Read the records below. Copy each line where the string "Supported" occurs.

*** INFORMATION PROVIDED ***

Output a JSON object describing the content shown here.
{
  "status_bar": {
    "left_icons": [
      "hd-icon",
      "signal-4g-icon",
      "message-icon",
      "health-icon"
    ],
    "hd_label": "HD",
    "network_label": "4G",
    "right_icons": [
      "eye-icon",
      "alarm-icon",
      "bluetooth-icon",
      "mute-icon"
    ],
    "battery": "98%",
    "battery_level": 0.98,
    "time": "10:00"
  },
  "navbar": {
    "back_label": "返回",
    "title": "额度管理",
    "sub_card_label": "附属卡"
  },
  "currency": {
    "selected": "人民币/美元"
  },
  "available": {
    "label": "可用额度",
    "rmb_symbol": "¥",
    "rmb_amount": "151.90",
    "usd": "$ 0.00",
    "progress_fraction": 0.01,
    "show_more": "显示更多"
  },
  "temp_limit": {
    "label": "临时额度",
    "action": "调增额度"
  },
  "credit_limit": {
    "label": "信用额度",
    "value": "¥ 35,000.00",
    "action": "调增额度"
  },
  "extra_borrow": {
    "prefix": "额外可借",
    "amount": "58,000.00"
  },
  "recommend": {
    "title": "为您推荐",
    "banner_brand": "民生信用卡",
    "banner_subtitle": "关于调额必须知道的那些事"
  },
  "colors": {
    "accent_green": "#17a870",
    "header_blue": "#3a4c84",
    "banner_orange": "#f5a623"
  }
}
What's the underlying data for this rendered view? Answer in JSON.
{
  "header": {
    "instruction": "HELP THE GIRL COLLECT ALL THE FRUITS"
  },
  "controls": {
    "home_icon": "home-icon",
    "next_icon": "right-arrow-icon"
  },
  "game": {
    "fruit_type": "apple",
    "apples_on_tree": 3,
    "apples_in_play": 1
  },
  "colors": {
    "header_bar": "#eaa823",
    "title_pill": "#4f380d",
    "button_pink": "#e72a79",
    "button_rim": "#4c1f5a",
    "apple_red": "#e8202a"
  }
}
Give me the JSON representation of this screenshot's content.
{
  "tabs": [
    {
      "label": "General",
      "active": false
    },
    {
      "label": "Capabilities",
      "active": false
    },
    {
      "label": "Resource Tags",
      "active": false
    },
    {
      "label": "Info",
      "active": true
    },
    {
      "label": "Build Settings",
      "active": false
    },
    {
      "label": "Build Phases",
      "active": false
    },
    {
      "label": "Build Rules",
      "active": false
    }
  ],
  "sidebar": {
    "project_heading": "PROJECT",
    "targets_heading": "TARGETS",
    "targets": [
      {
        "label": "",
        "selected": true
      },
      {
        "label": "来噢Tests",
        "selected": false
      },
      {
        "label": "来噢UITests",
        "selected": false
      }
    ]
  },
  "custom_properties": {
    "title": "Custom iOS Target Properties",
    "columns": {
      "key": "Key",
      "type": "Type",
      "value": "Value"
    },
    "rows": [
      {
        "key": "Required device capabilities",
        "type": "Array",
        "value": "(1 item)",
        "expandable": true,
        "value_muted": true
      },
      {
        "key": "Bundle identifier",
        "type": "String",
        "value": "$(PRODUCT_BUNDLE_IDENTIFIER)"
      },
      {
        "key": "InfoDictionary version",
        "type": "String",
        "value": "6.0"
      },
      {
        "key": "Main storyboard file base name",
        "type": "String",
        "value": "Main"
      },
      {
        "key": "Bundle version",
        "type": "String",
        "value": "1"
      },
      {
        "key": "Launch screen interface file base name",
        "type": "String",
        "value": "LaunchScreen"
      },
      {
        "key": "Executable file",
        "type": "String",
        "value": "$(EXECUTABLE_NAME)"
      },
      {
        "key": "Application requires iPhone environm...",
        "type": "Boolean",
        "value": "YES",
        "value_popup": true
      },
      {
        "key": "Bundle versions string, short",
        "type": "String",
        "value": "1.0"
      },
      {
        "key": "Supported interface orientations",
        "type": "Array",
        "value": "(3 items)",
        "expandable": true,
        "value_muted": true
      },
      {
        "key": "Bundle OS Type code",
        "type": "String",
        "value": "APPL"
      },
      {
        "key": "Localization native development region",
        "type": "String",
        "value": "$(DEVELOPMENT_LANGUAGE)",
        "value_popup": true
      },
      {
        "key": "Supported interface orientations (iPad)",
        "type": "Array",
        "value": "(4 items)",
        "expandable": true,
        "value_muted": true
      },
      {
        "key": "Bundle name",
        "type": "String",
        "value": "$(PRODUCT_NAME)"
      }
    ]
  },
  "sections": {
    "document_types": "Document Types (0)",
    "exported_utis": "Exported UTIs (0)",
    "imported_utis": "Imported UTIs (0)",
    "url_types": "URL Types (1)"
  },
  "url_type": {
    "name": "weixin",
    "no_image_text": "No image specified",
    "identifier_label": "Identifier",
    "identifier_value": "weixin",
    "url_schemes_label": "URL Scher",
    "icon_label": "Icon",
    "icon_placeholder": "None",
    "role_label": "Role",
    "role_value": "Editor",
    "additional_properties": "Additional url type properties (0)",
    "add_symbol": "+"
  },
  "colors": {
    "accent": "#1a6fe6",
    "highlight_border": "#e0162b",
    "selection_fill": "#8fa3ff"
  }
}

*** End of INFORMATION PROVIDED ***

**THE ANSWER:**
        "key": "Supported interface orientations",
        "key": "Supported interface orientations (iPad)",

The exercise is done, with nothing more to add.